I looked up from the almost nothing I’d jotted down. “Here, as in Martinique?” I asked.
“Here as in here,” Tyler said, pointing at the terrace where I was sitting. “Petite Rivière Salée.”
Wow. Here. Could we have almost died?
It’s an arresting notion, and one I toy with on the drive to Mt. Pelée, Martinique’s still-active volcano, which we were intent on hiking up that day. As in, the morning after the earthquake. (What could possibly go wrong.) Could we have died? What if we didn’t come back?
“What are the times you’ve almost died?” I muse to Tyler. He’s white-knuckling the wheel of our teensy Twingo while a wide flatbed truck groaning under a towering load of sugarcane strapped down by dental floss veers past us in single-lane traffic.
He’s quiet for a minute, then reminds me of the time I lost control of our right-side drive rental car at 130 km per hour on the N1 somewhere just north of Lesotho.
I bat this offering aside. “No, no. Not including the times I’ve almost killed us.”
I’m thinking of a rock-climbing fall I had in Squamish with a belayer I disliked whose name I can no longer remember, and my gear held. An aborted decision to walk alone on a dark road back to my hostel from a restaurant in Pokhara. A sketchy scramble across a rickety cliff-top plank on a hike in Gran Canaria (Was I on the cusp of dying? Then why did Tyler take a picture?). 9-11 when I was reporting on a heart failure conference in Washington, DC, (nowhere close to the planes crashing into the Pentagon, but still: tanks on every street corner, everyone jittery). An electrical storm at a campsite in Botswana that set our Therm-a-Rests jumping with thunder and lightening, transforming our tent into a disco for minutes on end as if someone was fluttering the light switch on-off, on-off. For the most part, all of these were the happy hazards of a hard-working but privileged life spent nowhere war-torn or ravaged by disease. My whole life long, I’ve dumped my pennies on experiences, not things: these are the small prices paid for venturing out and adventuring. So yes, fear like a rusty spoon in the mouth, my heart twanging like a banjo. But did I dodge death?
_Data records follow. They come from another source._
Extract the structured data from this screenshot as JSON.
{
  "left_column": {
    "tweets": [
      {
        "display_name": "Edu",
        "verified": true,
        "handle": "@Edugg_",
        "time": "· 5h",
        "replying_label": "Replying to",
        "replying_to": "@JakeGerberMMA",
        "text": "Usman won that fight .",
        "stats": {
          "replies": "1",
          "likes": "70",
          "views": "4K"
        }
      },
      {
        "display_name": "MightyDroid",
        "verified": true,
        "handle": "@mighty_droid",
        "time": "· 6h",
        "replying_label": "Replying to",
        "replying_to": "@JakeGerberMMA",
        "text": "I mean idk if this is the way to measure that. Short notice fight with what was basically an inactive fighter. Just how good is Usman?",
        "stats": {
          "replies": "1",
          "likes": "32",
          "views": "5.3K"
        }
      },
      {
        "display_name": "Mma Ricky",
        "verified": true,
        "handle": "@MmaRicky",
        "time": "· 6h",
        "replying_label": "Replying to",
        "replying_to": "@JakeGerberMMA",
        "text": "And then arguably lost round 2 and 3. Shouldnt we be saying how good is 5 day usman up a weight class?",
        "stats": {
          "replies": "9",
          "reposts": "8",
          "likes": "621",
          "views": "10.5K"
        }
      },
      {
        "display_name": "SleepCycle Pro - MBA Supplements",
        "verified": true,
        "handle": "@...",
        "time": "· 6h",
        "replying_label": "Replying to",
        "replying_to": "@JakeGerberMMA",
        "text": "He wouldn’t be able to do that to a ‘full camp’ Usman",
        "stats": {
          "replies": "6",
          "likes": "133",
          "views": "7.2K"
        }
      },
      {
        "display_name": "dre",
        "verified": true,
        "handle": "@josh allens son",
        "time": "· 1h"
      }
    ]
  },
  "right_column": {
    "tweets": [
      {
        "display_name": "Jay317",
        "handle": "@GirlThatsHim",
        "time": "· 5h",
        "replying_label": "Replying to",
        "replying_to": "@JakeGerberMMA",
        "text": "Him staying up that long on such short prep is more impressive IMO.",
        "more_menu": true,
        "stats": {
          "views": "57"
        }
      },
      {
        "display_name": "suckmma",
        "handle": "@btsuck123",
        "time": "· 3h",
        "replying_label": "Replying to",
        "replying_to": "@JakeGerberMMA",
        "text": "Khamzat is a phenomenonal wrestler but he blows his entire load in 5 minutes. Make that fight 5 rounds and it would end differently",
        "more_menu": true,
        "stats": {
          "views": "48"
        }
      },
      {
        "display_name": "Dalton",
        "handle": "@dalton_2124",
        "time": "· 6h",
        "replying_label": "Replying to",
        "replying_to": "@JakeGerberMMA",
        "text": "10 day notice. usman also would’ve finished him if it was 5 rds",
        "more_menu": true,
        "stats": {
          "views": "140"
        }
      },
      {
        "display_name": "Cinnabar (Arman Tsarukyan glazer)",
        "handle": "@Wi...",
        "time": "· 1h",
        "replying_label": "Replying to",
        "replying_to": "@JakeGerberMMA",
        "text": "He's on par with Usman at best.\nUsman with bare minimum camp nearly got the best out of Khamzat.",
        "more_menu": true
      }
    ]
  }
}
“Stop worrying about dying,” Tyler says, his eyes fixed on the winding road. There’s a mix of exasperation and tenderness in his voice. “It’s boring. And we’re on holiday. You’re supposed to be looking for a bakery.”
Zeke won’t kill us. It might have given me a headache our first night, but so too could the expansive rum-tasting we did at St. James distillerie followed by the bottle of 4€ Bordeaux we bought at FranPrix and glugged on our WIFI-free terrace. Zeke may also have given Tyler the mottled red rash across his upper back, but so too could the heat and humidity—the very things we came here for, along with the mountains and the rum.
But I can’t help but worry about the expectant mothers I’ve seen on this island, hands on stomachs, wondering if they’re worried about Zika virus—no vaccine, no cure, no certain link between getting infected and having a congenitally malformed baby. That’s scarier than an earthquake. For Tyler and I, childless, losing others has always seemed so much more unbearable than dying ourselves. Friends and family would miss us, presumably, and the spaniel would have to up his charm-game so as to find another loving home. But it’s not really dying I’m worried about—the car crash around the next corner—so much as not getting enough other things done while living. As in, it’s not enough to simply be vacationing in the tropics, I should also be training for a triathlon, writing poetry, and selling a travel article to Runners World. It’s not a fear of death, it’s just a reluctance to debase myself with suboptimal multitasking.
* * * * *
The hike up Mt. Pelée is sublime with nary a whiff of molten lava juddered loose by an earthquake. I make a promise to myself: when we get back on decent WIFI, I will email loved ones to tell them where I am, send postcards, and update my blog. In the meantime here’s a volcano, steep and lush, misty and taxing, my heart thumping lustily at the joy of being healthy, off-line, and on-holiday. On the lee side, moist and muddy, a mosquito lands on my bare arm and swift as a tragedy I smack it dead. “Zeke!” I pronounce jubilantly, flashing a corpse-splattered high-five at Tyler and feeling alive, alive, alive.